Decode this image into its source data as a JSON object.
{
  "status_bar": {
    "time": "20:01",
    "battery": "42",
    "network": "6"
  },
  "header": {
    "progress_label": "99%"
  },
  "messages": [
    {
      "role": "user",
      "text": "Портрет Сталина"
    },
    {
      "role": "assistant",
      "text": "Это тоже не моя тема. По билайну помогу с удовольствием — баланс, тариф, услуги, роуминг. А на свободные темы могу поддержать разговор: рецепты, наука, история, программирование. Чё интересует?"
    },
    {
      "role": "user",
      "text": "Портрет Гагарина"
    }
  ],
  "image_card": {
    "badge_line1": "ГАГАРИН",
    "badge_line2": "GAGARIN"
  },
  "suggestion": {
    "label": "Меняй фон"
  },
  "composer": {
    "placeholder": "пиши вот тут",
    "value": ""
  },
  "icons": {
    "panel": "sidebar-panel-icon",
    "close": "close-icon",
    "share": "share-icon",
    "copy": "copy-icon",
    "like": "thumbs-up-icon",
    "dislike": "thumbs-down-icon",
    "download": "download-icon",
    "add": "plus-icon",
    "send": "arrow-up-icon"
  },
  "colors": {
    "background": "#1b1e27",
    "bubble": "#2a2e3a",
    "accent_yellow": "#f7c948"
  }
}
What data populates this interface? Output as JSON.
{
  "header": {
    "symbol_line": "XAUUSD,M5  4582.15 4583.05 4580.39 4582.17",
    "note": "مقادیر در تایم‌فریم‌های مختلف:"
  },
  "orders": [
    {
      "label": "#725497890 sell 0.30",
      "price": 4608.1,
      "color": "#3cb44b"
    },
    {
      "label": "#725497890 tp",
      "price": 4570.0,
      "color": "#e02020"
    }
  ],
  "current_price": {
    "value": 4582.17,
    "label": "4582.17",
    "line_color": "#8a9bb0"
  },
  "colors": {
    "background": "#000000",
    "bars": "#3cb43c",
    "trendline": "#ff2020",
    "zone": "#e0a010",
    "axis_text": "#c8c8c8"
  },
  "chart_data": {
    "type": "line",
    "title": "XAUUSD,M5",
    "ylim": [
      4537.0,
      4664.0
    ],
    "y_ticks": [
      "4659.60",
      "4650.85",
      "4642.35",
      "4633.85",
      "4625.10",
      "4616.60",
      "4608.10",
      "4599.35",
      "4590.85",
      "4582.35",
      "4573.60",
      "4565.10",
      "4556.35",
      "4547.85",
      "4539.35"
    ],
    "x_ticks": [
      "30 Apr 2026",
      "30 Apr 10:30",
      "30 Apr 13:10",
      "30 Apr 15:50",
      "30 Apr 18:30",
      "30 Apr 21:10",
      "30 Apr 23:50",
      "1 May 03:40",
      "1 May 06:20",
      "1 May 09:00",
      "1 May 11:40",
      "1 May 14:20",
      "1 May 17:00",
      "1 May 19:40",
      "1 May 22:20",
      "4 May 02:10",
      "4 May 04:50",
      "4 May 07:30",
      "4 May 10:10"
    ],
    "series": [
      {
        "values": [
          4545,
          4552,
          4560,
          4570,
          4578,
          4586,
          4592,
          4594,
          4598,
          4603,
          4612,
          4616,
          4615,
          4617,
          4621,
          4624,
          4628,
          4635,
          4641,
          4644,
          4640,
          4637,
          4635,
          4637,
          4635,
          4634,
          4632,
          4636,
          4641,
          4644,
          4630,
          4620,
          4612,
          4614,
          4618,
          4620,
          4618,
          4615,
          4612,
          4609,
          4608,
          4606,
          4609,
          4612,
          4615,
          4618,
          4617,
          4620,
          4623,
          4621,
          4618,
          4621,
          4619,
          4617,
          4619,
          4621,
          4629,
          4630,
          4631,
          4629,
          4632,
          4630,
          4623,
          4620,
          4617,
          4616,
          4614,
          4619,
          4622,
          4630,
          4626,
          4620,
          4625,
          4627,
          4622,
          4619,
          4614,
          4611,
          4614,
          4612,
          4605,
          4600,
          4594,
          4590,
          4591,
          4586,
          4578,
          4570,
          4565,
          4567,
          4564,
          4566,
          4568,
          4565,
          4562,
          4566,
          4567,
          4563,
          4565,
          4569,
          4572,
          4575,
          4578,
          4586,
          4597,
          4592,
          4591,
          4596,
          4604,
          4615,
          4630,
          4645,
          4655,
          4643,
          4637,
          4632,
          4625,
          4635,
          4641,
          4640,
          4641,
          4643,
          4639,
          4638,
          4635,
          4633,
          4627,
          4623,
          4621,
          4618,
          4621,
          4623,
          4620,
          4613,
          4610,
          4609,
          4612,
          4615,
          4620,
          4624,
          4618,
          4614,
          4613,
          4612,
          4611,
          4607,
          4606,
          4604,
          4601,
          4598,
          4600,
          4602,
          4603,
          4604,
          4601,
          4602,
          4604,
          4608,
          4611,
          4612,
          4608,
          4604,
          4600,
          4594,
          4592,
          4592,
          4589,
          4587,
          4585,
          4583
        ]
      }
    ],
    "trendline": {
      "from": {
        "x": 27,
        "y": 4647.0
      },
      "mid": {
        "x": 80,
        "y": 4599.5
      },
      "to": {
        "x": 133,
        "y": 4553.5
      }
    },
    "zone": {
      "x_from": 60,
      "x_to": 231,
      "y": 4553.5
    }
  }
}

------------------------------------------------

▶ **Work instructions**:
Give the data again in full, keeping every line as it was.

▶ **Task response**:
Decode this image into its source data as a JSON object.
{
  "status_bar": {
    "time": "20:01",
    "battery": "42",
    "network": "6"
  },
  "header": {
    "progress_label": "99%"
  },
  "messages": [
    {
      "role": "user",
      "text": "Портрет Сталина"
    },
    {
      "role": "assistant",
      "text": "Это тоже не моя тема. По билайну помогу с удовольствием — баланс, тариф, услуги, роуминг. А на свободные темы могу поддержать разговор: рецепты, наука, история, программирование. Чё интересует?"
    },
    {
      "role": "user",
      "text": "Портрет Гагарина"
    }
  ],
  "image_card": {
    "badge_line1": "ГАГАРИН",
    "badge_line2": "GAGARIN"
  },
  "suggestion": {
    "label": "Меняй фон"
  },
  "composer": {
    "placeholder": "пиши вот тут",
    "value": ""
  },
  "icons": {
    "panel": "sidebar-panel-icon",
    "close": "close-icon",
    "share": "share-icon",
    "copy": "copy-icon",
    "like": "thumbs-up-icon",
    "dislike": "thumbs-down-icon",
    "download": "download-icon",
    "add": "plus-icon",
    "send": "arrow-up-icon"
  },
  "colors": {
    "background": "#1b1e27",
    "bubble": "#2a2e3a",
    "accent_yellow": "#f7c948"
  }
}
What data populates this interface? Output as JSON.
{
  "header": {
    "symbol_line": "XAUUSD,M5  4582.15 4583.05 4580.39 4582.17",
    "note": "مقادیر در تایم‌فریم‌های مختلف:"
  },
  "orders": [
    {
      "label": "#725497890 sell 0.30",
      "price": 4608.1,
      "color": "#3cb44b"
    },
    {
      "label": "#725497890 tp",
      "price": 4570.0,
      "color": "#e02020"
    }
  ],
  "current_price": {
    "value": 4582.17,
    "label": "4582.17",
    "line_color": "#8a9bb0"
  },
  "colors": {
    "background": "#000000",
    "bars": "#3cb43c",
    "trendline": "#ff2020",
    "zone": "#e0a010",
    "axis_text": "#c8c8c8"
  },
  "chart_data": {
    "type": "line",
    "title": "XAUUSD,M5",
    "ylim": [
      4537.0,
      4664.0
    ],
    "y_ticks": [
      "4659.60",
      "4650.85",
      "4642.35",
      "4633.85",
      "4625.10",
      "4616.60",
      "4608.10",
      "4599.35",
      "4590.85",
      "4582.35",
      "4573.60",
      "4565.10",
      "4556.35",
      "4547.85",
      "4539.35"
    ],
    "x_ticks": [
      "30 Apr 2026",
      "30 Apr 10:30",
      "30 Apr 13:10",
      "30 Apr 15:50",
      "30 Apr 18:30",
      "30 Apr 21:10",
      "30 Apr 23:50",
      "1 May 03:40",
      "1 May 06:20",
      "1 May 09:00",
      "1 May 11:40",
      "1 May 14:20",
      "1 May 17:00",
      "1 May 19:40",
      "1 May 22:20",
      "4 May 02:10",
      "4 May 04:50",
      "4 May 07:30",
      "4 May 10:10"
    ],
    "series": [
      {
        "values": [
          4545,
          4552,
          4560,
          4570,
          4578,
          4586,
          4592,
          4594,
          4598,
          4603,
          4612,
          4616,
          4615,
          4617,
          4621,
          4624,
          4628,
          4635,
          4641,
          4644,
          4640,
          4637,
          4635,
          4637,
          4635,
          4634,
          4632,
          4636,
          4641,
          4644,
          4630,
          4620,
          4612,
          4614,
          4618,
          4620,
          4618,
          4615,
          4612,
          4609,
          4608,
          4606,
          4609,
          4612,
          4615,
          4618,
          4617,
          4620,
          4623,
          4621,
          4618,
          4621,
          4619,
          4617,
          4619,
          4621,
          4629,
          4630,
          4631,
          4629,
          4632,
          4630,
          4623,
          4620,
          4617,
          4616,
          4614,
          4619,
          4622,
          4630,
          4626,
          4620,
          4625,
          4627,
          4622,
          4619,
          4614,
          4611,
          4614,
          4612,
          4605,
          4600,
          4594,
          4590,
          4591,
          4586,
          4578,
          4570,
          4565,
          4567,
          4564,
          4566,
          4568,
          4565,
          4562,
          4566,
          4567,
          4563,
          4565,
          4569,
          4572,
          4575,
          4578,
          4586,
          4597,
          4592,
          4591,
          4596,
          4604,
          4615,
          4630,
          4645,
          4655,
          4643,
          4637,
          4632,
          4625,
          4635,
          4641,
          4640,
          4641,
          4643,
          4639,
          4638,
          4635,
          4633,
          4627,
          4623,
          4621,
          4618,
          4621,
          4623,
          4620,
          4613,
          4610,
          4609,
          4612,
          4615,
          4620,
          4624,
          4618,
          4614,
          4613,
          4612,
          4611,
          4607,
          4606,
          4604,
          4601,
          4598,
          4600,
          4602,
          4603,
          4604,
          4601,
          4602,
          4604,
          4608,
          4611,
          4612,
          4608,
          4604,
          4600,
          4594,
          4592,
          4592,
          4589,
          4587,
          4585,
          4583
        ]
      }
    ],
    "trendline": {
      "from": {
        "x": 27,
        "y": 4647.0
      },
      "mid": {
        "x": 80,
        "y": 4599.5
      },
      "to": {
        "x": 133,
        "y": 4553.5
      }
    },
    "zone": {
      "x_from": 60,
      "x_to": 231,
      "y": 4553.5
    }
  }
}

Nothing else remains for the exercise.